(The records)

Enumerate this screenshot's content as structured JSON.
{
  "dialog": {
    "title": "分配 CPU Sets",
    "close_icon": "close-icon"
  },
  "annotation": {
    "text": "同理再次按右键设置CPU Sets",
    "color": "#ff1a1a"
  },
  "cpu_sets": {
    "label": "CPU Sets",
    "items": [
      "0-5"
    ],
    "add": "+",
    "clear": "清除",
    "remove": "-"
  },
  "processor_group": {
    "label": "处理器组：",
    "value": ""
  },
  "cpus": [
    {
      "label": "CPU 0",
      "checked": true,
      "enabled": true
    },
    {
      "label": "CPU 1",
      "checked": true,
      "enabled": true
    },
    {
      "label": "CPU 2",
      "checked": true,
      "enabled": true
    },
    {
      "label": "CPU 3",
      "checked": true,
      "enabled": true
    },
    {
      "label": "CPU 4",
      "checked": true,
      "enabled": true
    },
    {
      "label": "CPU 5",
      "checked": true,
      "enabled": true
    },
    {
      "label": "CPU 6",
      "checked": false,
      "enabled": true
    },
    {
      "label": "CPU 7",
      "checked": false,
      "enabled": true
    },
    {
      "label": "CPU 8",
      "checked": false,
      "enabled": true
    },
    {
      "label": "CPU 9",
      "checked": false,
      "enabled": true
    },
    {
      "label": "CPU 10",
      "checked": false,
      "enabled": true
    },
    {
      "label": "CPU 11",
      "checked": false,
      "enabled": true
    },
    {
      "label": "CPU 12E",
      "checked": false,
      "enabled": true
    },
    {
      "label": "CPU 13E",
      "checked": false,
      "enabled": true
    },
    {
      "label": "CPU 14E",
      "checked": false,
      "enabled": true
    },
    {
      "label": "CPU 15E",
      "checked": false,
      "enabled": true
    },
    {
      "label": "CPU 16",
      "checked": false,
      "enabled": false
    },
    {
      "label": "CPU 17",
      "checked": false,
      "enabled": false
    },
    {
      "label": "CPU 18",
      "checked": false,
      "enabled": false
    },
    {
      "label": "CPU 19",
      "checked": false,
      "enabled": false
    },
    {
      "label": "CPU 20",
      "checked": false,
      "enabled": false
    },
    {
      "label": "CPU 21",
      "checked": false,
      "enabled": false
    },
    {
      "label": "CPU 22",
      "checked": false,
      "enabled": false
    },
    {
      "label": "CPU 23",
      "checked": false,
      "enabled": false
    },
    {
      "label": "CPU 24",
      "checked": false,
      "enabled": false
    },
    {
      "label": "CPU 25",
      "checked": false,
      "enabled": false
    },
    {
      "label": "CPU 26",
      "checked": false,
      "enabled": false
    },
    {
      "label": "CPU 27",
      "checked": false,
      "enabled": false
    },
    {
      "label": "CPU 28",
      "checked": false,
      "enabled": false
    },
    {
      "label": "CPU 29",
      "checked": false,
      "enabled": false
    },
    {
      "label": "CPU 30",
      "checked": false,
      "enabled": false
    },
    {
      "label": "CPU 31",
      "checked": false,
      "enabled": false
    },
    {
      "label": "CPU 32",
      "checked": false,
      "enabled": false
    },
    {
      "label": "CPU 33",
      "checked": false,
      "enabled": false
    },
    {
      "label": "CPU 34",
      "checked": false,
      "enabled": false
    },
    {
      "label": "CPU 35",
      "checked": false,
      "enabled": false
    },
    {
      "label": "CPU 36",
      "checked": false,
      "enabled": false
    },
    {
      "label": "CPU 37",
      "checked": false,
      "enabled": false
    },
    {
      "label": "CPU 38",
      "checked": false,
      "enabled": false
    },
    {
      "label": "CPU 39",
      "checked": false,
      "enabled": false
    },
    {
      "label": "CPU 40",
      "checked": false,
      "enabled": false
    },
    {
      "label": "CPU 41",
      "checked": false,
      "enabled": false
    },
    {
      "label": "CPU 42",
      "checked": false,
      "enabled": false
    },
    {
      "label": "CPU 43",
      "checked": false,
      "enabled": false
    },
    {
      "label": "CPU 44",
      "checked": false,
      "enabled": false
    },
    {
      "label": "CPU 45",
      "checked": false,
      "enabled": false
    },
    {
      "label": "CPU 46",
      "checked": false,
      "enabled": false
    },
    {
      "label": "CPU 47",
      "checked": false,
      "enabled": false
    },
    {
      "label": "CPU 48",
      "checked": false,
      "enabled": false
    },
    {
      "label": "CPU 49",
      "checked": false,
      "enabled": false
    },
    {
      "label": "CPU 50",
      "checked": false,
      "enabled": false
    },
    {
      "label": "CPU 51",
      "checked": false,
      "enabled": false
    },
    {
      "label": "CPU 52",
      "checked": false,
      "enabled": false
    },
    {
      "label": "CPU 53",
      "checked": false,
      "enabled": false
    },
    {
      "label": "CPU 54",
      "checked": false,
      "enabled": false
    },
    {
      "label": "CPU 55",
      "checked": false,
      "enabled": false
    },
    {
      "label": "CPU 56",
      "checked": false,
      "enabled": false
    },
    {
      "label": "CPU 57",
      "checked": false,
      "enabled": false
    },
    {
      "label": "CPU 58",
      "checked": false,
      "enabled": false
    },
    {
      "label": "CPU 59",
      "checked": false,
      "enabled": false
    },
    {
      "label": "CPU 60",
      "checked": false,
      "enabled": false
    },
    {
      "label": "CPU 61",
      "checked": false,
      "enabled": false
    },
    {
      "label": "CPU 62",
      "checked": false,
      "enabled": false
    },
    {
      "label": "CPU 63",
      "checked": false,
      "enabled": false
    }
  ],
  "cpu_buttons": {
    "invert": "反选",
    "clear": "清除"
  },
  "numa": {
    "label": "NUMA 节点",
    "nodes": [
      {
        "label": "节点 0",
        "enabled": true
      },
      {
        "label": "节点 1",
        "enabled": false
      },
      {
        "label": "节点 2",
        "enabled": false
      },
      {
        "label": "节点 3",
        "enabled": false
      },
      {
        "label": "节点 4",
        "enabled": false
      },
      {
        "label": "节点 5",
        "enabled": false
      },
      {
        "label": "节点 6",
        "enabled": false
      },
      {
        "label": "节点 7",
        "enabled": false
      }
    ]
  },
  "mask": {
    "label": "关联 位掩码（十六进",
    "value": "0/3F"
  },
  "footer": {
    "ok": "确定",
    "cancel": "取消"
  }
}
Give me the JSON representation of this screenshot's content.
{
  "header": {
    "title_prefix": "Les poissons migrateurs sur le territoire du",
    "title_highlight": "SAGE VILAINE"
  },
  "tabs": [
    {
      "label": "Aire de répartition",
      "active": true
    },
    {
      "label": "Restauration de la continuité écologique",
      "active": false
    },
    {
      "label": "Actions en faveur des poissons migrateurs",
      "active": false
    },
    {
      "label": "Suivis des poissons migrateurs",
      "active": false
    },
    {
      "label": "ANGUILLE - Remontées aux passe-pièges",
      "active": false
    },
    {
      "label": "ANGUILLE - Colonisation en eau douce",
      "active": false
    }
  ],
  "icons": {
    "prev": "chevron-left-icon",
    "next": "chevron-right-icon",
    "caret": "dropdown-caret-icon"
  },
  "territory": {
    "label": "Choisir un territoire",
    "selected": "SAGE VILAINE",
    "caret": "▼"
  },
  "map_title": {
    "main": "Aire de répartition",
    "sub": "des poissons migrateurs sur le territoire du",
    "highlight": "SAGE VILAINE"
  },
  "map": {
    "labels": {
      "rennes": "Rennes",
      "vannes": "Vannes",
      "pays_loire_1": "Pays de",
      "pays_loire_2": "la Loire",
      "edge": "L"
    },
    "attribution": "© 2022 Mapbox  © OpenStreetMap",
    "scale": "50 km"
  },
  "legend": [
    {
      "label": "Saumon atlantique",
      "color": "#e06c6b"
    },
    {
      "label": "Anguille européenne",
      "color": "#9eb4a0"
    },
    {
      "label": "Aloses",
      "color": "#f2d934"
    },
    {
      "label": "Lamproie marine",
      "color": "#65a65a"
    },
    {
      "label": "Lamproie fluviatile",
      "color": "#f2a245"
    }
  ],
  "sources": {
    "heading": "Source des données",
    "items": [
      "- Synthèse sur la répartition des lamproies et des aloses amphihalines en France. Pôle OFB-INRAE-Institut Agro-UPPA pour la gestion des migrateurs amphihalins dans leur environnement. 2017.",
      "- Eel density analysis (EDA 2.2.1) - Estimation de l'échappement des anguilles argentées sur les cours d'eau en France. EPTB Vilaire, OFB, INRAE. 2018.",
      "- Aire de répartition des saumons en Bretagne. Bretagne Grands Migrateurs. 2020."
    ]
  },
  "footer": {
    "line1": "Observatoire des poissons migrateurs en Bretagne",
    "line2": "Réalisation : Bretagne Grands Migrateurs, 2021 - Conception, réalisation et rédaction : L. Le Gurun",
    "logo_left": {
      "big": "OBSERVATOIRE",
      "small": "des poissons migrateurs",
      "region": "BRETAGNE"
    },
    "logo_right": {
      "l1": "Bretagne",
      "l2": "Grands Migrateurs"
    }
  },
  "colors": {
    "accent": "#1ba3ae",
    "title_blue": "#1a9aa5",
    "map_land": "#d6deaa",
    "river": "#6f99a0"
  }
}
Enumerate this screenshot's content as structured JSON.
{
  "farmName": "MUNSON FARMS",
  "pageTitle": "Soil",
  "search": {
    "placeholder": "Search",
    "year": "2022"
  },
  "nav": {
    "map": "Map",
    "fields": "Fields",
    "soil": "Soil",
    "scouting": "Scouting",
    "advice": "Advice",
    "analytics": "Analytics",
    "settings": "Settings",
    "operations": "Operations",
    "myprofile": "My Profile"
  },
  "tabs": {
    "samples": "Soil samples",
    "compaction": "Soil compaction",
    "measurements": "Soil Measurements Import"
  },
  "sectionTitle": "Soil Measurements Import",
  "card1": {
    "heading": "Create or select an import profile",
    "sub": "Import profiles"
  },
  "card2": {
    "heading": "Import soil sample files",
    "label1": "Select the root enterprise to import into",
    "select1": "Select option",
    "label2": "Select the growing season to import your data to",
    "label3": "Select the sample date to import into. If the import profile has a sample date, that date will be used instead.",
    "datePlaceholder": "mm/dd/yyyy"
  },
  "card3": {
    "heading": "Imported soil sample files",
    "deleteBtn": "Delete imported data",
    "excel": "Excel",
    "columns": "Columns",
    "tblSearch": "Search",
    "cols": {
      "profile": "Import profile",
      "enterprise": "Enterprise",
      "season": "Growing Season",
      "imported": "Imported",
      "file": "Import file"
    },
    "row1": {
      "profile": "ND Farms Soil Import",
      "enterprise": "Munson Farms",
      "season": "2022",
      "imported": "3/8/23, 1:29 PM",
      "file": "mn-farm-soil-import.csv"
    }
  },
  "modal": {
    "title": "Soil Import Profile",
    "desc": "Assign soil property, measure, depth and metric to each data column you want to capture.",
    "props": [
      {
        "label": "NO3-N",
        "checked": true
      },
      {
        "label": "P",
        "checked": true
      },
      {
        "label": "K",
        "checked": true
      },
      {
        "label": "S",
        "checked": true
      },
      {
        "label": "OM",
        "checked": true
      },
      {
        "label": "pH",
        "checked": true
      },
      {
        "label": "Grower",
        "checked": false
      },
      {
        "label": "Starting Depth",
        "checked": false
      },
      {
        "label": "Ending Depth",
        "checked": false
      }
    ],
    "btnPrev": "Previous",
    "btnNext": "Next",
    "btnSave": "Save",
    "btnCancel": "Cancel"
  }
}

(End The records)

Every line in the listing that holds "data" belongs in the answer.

§ The completed task:
    "label2": "Select the growing season to import your data to",
    "deleteBtn": "Delete imported data",
    "desc": "Assign soil property, measure, depth and metric to each data column you want to capture.",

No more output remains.